About this time of year, when the foliage turns color and leaves begin to fall, and temperatures plummet, one of our most extraordinary moths begins to fly. By now, most leps - butterflies and moths - are spent, their numbers and diversity way down from summer's peak.
A recent foray into Shawnee State Forest with John Howard and Janet Creamer - meeting up with Dave Riepenhoff in the forest - had a primary objective: Buck Moth!
An unseasonably warm day did bring out plenty of late season butterflies, soon to give their last gasps. This lovely dove-gray critter is a Gray Hairstreak, Strymon melinus, sipping nectar from our most common aster, White Heath Aster, Symphyotrichum pilosum.

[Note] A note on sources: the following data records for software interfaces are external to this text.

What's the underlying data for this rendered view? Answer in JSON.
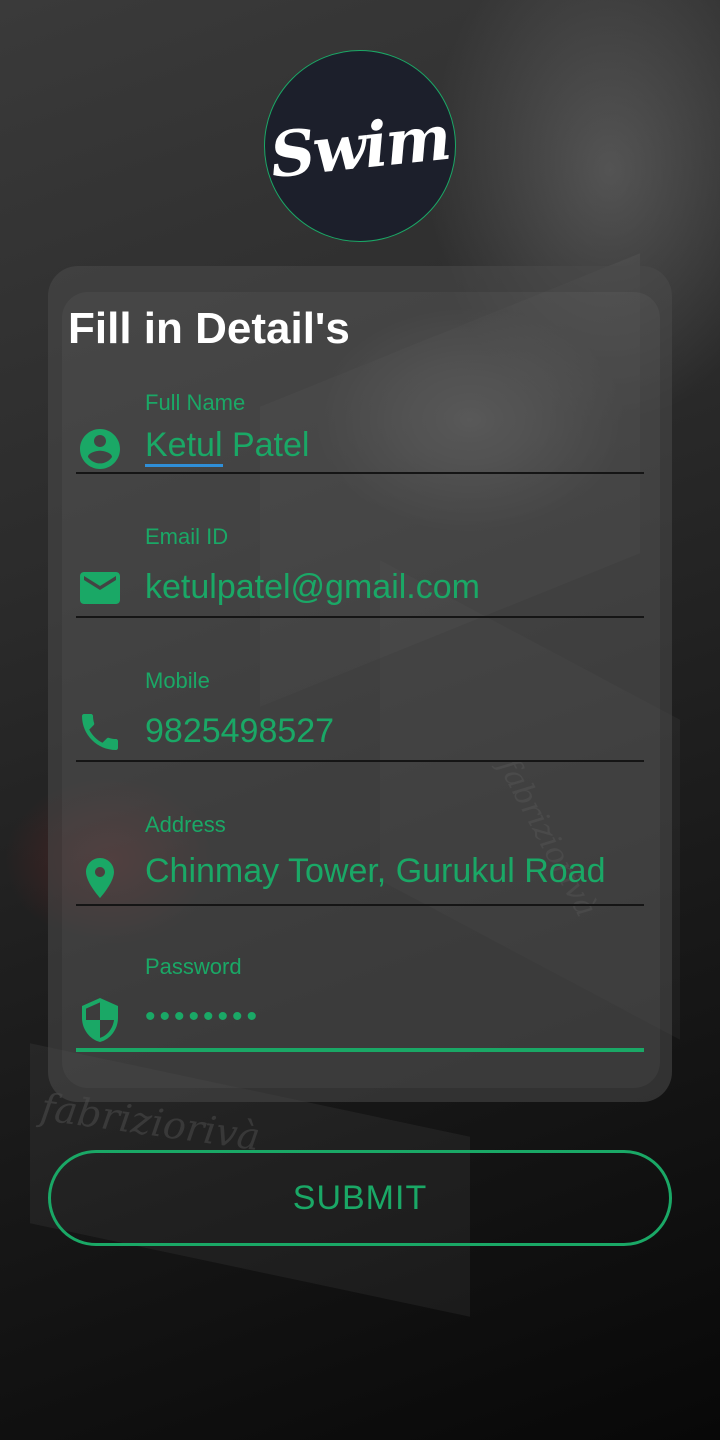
{
  "logo": {
    "text": "Swim"
  },
  "form": {
    "title": "Fill in Detail's",
    "fields": [
      {
        "label": "Full Name",
        "value_underlined": "Ketul",
        "value_rest": " Patel",
        "icon": "account-circle-icon"
      },
      {
        "label": "Email ID",
        "value": "ketulpatel@gmail.com",
        "icon": "mail-icon"
      },
      {
        "label": "Mobile",
        "value": "9825498527",
        "icon": "phone-icon"
      },
      {
        "label": "Address",
        "value": "Chinmay Tower, Gurukul Road",
        "icon": "location-pin-icon"
      },
      {
        "label": "Password",
        "value": "••••••••",
        "icon": "shield-icon"
      }
    ]
  },
  "submit": {
    "label": "SUBMIT"
  },
  "colors": {
    "accent": "#1aa866",
    "spellcheck_underline": "#2f8fd8",
    "logo_bg": "#1c1f2b"
  },
  "background_watermark": "fabriziorivà"
}
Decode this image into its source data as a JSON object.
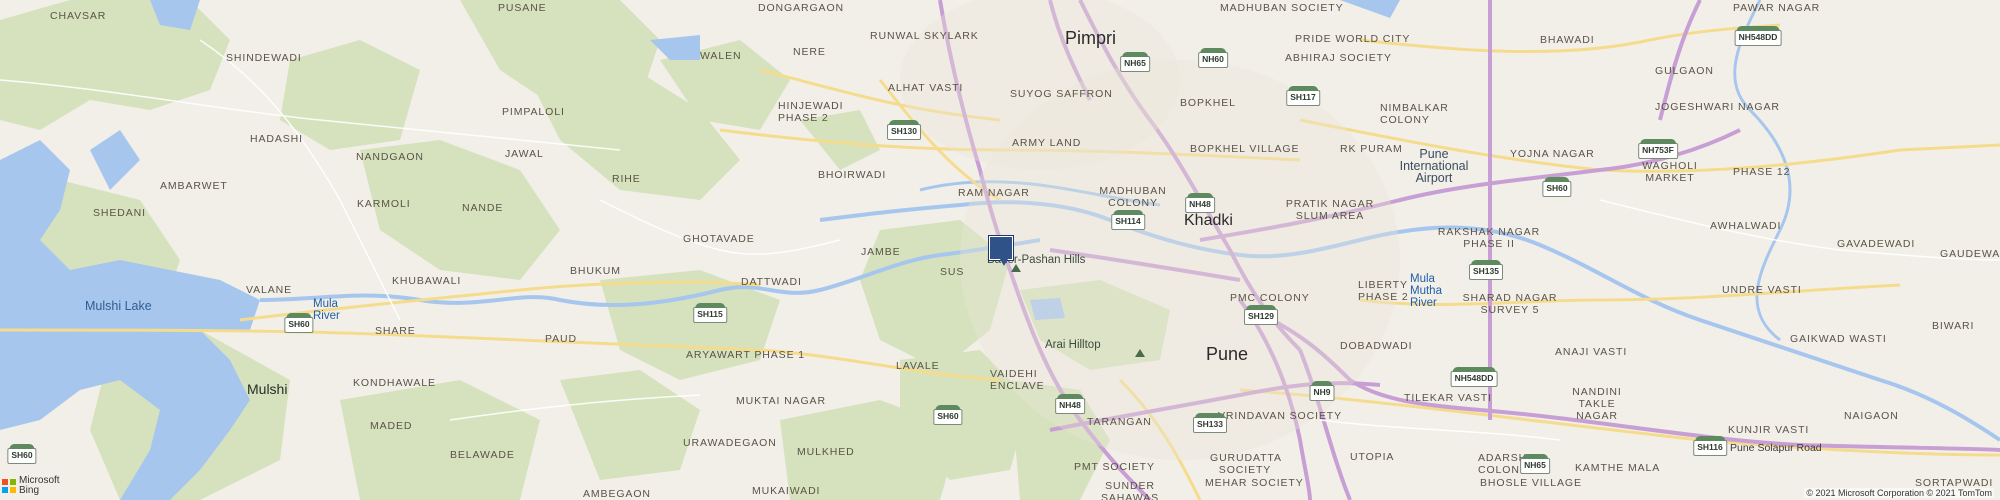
{
  "map": {
    "center_marker": "location-pin",
    "labels": {
      "chavsar": "CHAVSAR",
      "pusane": "PUSANE",
      "dongargaon": "DONGARGAON",
      "pimpri": "Pimpri",
      "madhuban_society": "MADHUBAN SOCIETY",
      "runwal_skylark": "RUNWAL SKYLARK",
      "walen": "WALEN",
      "nere": "NERE",
      "pride_world_city": "PRIDE WORLD CITY",
      "bhawadi": "BHAWADI",
      "pawar_nagar": "PAWAR NAGAR",
      "gulgaon": "GULGAON",
      "shindewadi": "SHINDEWADI",
      "abhiraj_society": "ABHIRAJ SOCIETY",
      "alhat_vasti": "ALHAT VASTI",
      "suyog_saffron": "SUYOG SAFFRON",
      "hinjewadi_phase2": "HINJEWADI PHASE 2",
      "bopkhel": "BOPKHEL",
      "nimbalkar_colony": "NIMBALKAR COLONY",
      "jogeshwari_nagar": "JOGESHWARI NAGAR",
      "pimpaloli": "PIMPALOLI",
      "hadashi": "HADASHI",
      "army_land": "ARMY LAND",
      "bopkhel_village": "BOPKHEL VILLAGE",
      "jawal": "JAWAL",
      "nandgaon": "NANDGAON",
      "rk_puram": "RK PURAM",
      "yojna_nagar": "YOJNA NAGAR",
      "wagholi_market": "WAGHOLI MARKET",
      "pune_international_airport": "Pune International Airport",
      "phase_12": "PHASE 12",
      "bhoirwadi": "BHOIRWADI",
      "rihe": "RIHE",
      "ambarwet": "AMBARWET",
      "ram_nagar": "RAM NAGAR",
      "madhuban_colony": "MADHUBAN COLONY",
      "pratik_nagar": "PRATIK NAGAR SLUM AREA",
      "karmoli": "KARMOLI",
      "nande": "NANDE",
      "shedani": "SHEDANI",
      "khadki": "Khadki",
      "awhalwadi": "AWHALWADI",
      "rakshak_nagar": "RAKSHAK NAGAR PHASE II",
      "gavadewadi": "GAVADEWADI",
      "ghotavade": "GHOTAVADE",
      "jambe": "JAMBE",
      "baner_pashan_hills": "Baner-Pashan Hills",
      "gaudewadi": "GAUDEWADI",
      "bhukum": "BHUKUM",
      "sus": "SUS",
      "khubawali": "KHUBAWALI",
      "dattwadi": "DATTWADI",
      "valane": "VALANE",
      "liberty_phase2": "LIBERTY PHASE 2",
      "mula_mutha_river": "Mula Mutha River",
      "undre_vasti": "UNDRE VASTI",
      "mulshi_lake": "Mulshi Lake",
      "mula_river": "Mula River",
      "pmc_colony": "PMC COLONY",
      "sharad_nagar": "SHARAD NAGAR SURVEY 5",
      "biwari": "BIWARI",
      "share": "SHARE",
      "gaikwad_wasti": "GAIKWAD WASTI",
      "paud": "PAUD",
      "aryawart_phase1": "ARYAWART PHASE 1",
      "arai_hilltop": "Arai Hilltop",
      "dobadwadi": "DOBADWADI",
      "anaji_vasti": "ANAJI VASTI",
      "pune": "Pune",
      "kondhawale": "KONDHAWALE",
      "lavale": "LAVALE",
      "mulshi": "Mulshi",
      "vaidehi_enclave": "VAIDEHI ENCLAVE",
      "mukta_nagar": "MUKTAI NAGAR",
      "tilekar_vasti": "TILEKAR VASTI",
      "nandini_takle_nagar": "NANDINI TAKLE NAGAR",
      "naigaon": "NAIGAON",
      "kunjir_vasti": "KUNJIR VASTI",
      "maded": "MADED",
      "tarangan": "TARANGAN",
      "vrindavan_society": "VRINDAVAN SOCIETY",
      "belawade": "BELAWADE",
      "urawadegaon": "URAWADEGAON",
      "pune_solapur_road": "Pune Solapur Road",
      "mulkhed": "MULKHED",
      "gurudatta_society": "GURUDATTA SOCIETY",
      "utopia": "UTOPIA",
      "adarsh_colony": "ADARSH COLONY",
      "kamthe_mala": "KAMTHE MALA",
      "sortapwadi": "SORTAPWADI",
      "pmt_society": "PMT SOCIETY",
      "mehar_society": "MEHAR SOCIETY",
      "bhosle_village": "BHOSLE VILLAGE",
      "sunder_sahawas": "SUNDER SAHAWAS",
      "ambegaon": "AMBEGAON",
      "mukaiwadi": "MUKAIWADI"
    },
    "shields": {
      "nh65_top": "NH65",
      "nh60_top": "NH60",
      "sh117": "SH117",
      "nh548dd_top": "NH548DD",
      "sh130": "SH130",
      "nh753f": "NH753F",
      "nh48_khadki": "NH48",
      "sh114": "SH114",
      "sh60_east": "SH60",
      "sh135": "SH135",
      "sh115": "SH115",
      "sh60_west": "SH60",
      "sh129": "SH129",
      "nh548dd_mid": "NH548DD",
      "nh9": "NH9",
      "sh60_south": "SH60",
      "nh48_south": "NH48",
      "sh133": "SH133",
      "sh116": "SH116",
      "nh65_south": "NH65",
      "sh60_corner": "SH60"
    }
  },
  "attribution": {
    "logo_text": "Microsoft Bing",
    "copyright": "© 2021 Microsoft Corporation © 2021 TomTom"
  },
  "colors": {
    "land": "#f2efe9",
    "forest": "#d5e2bd",
    "water": "#a7c6ee",
    "highway": "#c89fd4",
    "main_road": "#f5dc8c",
    "marker": "#2f5289"
  }
}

Buck Moths come out late. Here in Ohio, they probably just starting flying a week ago, and they'll continue to remain active until well into November and the first true freezes and plummeting temperatures. It is said that their common names stems from the fact that the adults fly when the buck White-tailed Deer begin to rut.
Anyway, I hope a Buck Moth crosses your path this fall.